Mask ban: Canada's veiled protesters face 10 years' jail
A new Canadian law forbids people from wearing a mask or covering their face during a riot or so-called “unlawful assembly” in the country. The law carries a maximum ten-year sentence for anyone convicted of physically concealing their identity.
Current Canadian law already forbids covering the face during a criminal act, although CBC reported that the statue, which criminalizes “disguise with intent,” generally applies to robberies. Police departments across the nation have called on lawmakers to lower the burden of proof for investigators trying to prove a mask was used for the sole purpose of hiding a demonstrator’s identity. Municipal authorities have also sought to stiffen penalties in the wake of recent violent riots in Toronto, Vancouver, Montreal and other cities.
The newly approved bill, institued Wednesday, expands police authority into unlawful assemblies, which is defined by Canadian law as a party of three or more people who “disturb the peace tumultuously” or “needlessly and without reasonable cause provoke other persons to disturb the peace tumultuously.”
The law does allow exceptions for those who are able to prove they have a “lawful excuse” for concealing their face, such as for religious or medical purposes. That person may also be subject to charges of participating in a riot, though, said bill author Blake Richards, a conservative MP who spoke with CBC.
“When trouble starts, people intent on criminal activity depend on being able to ‘mask up’ to conceal their faces with bandanas, balaclavas or other means to avoid being identified and being held accountable for their actions,” Richards said when the bill was initially tabled in 2011, seemingly implying that arresting someone with a mask on is prohibitively difficult for Canadian law enforcement. “Wearing a mask in these circumstances is an aggravating factor for their behavior that should be reflected in the law.”
The bill originally proposed imprisoning an offender for five years, but that sentence doubled to ten years after conservative lawmakers greeted the idea enthusiastically.
Privacy advocates and civil libertarians have opposed the bill since its inception, saying vague language like the “lawful excuse” exception leaves major questions unanswered.

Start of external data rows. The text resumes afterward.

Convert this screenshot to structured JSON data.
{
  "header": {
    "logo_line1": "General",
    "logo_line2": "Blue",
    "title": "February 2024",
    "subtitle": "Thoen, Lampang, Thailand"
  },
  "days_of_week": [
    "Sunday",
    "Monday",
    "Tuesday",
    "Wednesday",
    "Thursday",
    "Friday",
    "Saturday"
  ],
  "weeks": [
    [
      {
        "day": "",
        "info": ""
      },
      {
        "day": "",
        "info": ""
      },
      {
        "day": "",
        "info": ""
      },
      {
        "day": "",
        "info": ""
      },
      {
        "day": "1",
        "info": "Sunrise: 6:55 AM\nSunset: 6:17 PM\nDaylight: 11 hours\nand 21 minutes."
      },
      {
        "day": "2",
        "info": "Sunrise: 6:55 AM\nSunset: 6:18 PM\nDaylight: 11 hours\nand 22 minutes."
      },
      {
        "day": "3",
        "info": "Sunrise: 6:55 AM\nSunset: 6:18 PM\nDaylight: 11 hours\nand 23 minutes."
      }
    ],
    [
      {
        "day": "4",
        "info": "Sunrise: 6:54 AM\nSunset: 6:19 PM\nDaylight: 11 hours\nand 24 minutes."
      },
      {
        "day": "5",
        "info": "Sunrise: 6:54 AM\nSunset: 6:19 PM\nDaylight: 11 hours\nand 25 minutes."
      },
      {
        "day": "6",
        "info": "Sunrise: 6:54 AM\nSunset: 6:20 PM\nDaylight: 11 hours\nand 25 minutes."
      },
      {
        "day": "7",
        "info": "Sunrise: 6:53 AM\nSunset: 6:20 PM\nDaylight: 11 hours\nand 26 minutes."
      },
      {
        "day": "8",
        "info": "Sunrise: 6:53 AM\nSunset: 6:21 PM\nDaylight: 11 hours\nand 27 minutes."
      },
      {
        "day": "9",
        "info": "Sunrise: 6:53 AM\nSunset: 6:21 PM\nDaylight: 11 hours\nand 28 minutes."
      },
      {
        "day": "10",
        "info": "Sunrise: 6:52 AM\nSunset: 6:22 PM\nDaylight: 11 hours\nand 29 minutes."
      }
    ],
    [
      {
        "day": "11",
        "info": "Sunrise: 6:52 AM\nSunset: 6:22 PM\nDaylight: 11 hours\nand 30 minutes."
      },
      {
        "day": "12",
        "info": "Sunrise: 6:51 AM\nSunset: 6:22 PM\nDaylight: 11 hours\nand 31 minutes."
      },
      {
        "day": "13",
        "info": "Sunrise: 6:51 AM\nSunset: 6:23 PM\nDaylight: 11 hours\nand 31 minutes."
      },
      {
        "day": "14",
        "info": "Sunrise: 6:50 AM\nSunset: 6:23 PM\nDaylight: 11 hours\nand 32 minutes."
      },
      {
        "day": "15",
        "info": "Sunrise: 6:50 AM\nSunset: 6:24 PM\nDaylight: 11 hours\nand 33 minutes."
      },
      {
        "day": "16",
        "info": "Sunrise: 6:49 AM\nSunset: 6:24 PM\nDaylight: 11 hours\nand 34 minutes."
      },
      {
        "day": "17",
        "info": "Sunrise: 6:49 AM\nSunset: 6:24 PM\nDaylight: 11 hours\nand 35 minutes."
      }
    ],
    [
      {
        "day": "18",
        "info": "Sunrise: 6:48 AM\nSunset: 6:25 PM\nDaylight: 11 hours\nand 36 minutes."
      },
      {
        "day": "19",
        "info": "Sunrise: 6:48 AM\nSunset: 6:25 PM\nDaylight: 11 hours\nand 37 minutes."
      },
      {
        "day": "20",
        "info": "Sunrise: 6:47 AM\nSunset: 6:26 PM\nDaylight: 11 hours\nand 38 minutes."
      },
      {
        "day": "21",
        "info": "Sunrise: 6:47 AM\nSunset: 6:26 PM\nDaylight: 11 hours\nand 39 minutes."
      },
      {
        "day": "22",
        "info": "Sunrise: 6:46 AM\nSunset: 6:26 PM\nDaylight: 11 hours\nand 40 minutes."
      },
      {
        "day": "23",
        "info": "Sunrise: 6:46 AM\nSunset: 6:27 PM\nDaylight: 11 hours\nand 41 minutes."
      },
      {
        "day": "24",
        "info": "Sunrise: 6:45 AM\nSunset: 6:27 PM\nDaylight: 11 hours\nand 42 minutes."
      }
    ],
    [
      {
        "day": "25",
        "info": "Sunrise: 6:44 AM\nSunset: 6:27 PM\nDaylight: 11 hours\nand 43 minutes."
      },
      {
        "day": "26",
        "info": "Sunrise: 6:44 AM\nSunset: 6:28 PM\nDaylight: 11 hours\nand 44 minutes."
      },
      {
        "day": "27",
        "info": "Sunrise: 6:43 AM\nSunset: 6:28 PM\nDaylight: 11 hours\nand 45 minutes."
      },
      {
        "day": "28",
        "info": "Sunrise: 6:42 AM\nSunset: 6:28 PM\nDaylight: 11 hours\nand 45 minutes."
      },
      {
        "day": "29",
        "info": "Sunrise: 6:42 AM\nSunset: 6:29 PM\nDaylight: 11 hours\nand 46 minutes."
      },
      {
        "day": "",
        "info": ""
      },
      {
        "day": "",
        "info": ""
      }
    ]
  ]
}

“I think it is a more symbolic bill than it is a response,” said Natalie Des Rogers, general counsel with the Canadian Civil Liberties Association. “In our view, it shouldn’t come into law, there is no demonstrable need for this.”
“You cannot have a limit that is not prescribed by law, that is not clear to the citizens,” she continued. “We have the right to know what is expected of us. When there is vague language in the context where it infringes a freedom prescribed by the Charter, it becomes an unreasonable limit.”
Similar laws exist in Europe and in the US, where Occupy Wall Street demonstrators were apprehended for violating an anti-mask law that was enacted in 1845 to prevent farmers from protesting eviction by landowners.